++++ Data supplied

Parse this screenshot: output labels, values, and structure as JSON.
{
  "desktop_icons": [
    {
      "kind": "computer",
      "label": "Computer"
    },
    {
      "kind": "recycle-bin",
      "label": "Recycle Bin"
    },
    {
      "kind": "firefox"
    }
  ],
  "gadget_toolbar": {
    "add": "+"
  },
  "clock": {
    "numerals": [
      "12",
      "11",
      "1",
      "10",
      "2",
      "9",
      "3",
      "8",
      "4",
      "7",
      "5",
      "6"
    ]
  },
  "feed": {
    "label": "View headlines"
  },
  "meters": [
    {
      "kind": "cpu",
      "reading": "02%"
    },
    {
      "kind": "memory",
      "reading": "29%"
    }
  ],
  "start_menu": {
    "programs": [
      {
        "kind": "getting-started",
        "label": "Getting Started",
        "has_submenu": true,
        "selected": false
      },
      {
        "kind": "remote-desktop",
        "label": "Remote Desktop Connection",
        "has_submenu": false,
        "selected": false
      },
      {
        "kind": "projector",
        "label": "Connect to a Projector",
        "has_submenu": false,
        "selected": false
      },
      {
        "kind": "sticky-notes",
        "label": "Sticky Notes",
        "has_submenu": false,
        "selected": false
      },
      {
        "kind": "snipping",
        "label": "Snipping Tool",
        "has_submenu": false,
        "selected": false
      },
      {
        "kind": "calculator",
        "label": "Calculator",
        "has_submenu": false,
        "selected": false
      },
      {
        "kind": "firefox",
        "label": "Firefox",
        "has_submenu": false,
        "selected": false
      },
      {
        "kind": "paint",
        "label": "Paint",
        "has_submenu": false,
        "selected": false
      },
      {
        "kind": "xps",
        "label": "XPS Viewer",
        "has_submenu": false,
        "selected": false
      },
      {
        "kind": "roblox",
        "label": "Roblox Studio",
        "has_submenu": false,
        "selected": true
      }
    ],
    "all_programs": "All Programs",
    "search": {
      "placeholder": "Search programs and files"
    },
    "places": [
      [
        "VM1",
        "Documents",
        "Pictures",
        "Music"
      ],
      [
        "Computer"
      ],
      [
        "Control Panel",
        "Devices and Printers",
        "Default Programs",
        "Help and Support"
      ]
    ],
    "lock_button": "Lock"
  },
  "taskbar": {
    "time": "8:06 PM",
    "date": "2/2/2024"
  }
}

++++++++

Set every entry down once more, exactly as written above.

= Exercise answer =
Parse this screenshot: output labels, values, and structure as JSON.
{
  "desktop_icons": [
    {
      "kind": "computer",
      "label": "Computer"
    },
    {
      "kind": "recycle-bin",
      "label": "Recycle Bin"
    },
    {
      "kind": "firefox"
    }
  ],
  "gadget_toolbar": {
    "add": "+"
  },
  "clock": {
    "numerals": [
      "12",
      "11",
      "1",
      "10",
      "2",
      "9",
      "3",
      "8",
      "4",
      "7",
      "5",
      "6"
    ]
  },
  "feed": {
    "label": "View headlines"
  },
  "meters": [
    {
      "kind": "cpu",
      "reading": "02%"
    },
    {
      "kind": "memory",
      "reading": "29%"
    }
  ],
  "start_menu": {
    "programs": [
      {
        "kind": "getting-started",
        "label": "Getting Started",
        "has_submenu": true,
        "selected": false
      },
      {
        "kind": "remote-desktop",
        "label": "Remote Desktop Connection",
        "has_submenu": false,
        "selected": false
      },
      {
        "kind": "projector",
        "label": "Connect to a Projector",
        "has_submenu": false,
        "selected": false
      },
      {
        "kind": "sticky-notes",
        "label": "Sticky Notes",
        "has_submenu": false,
        "selected": false
      },
      {
        "kind": "snipping",
        "label": "Snipping Tool",
        "has_submenu": false,
        "selected": false
      },
      {
        "kind": "calculator",
        "label": "Calculator",
        "has_submenu": false,
        "selected": false
      },
      {
        "kind": "firefox",
        "label": "Firefox",
        "has_submenu": false,
        "selected": false
      },
      {
        "kind": "paint",
        "label": "Paint",
        "has_submenu": false,
        "selected": false
      },
      {
        "kind": "xps",
        "label": "XPS Viewer",
        "has_submenu": false,
        "selected": false
      },
      {
        "kind": "roblox",
        "label": "Roblox Studio",
        "has_submenu": false,
        "selected": true
      }
    ],
    "all_programs": "All Programs",
    "search": {
      "placeholder": "Search programs and files"
    },
    "places": [
      [
        "VM1",
        "Documents",
        "Pictures",
        "Music"
      ],
      [
        "Computer"
      ],
      [
        "Control Panel",
        "Devices and Printers",
        "Default Programs",
        "Help and Support"
      ]
    ],
    "lock_button": "Lock"
  },
  "taskbar": {
    "time": "8:06 PM",
    "date": "2/2/2024"
  }
}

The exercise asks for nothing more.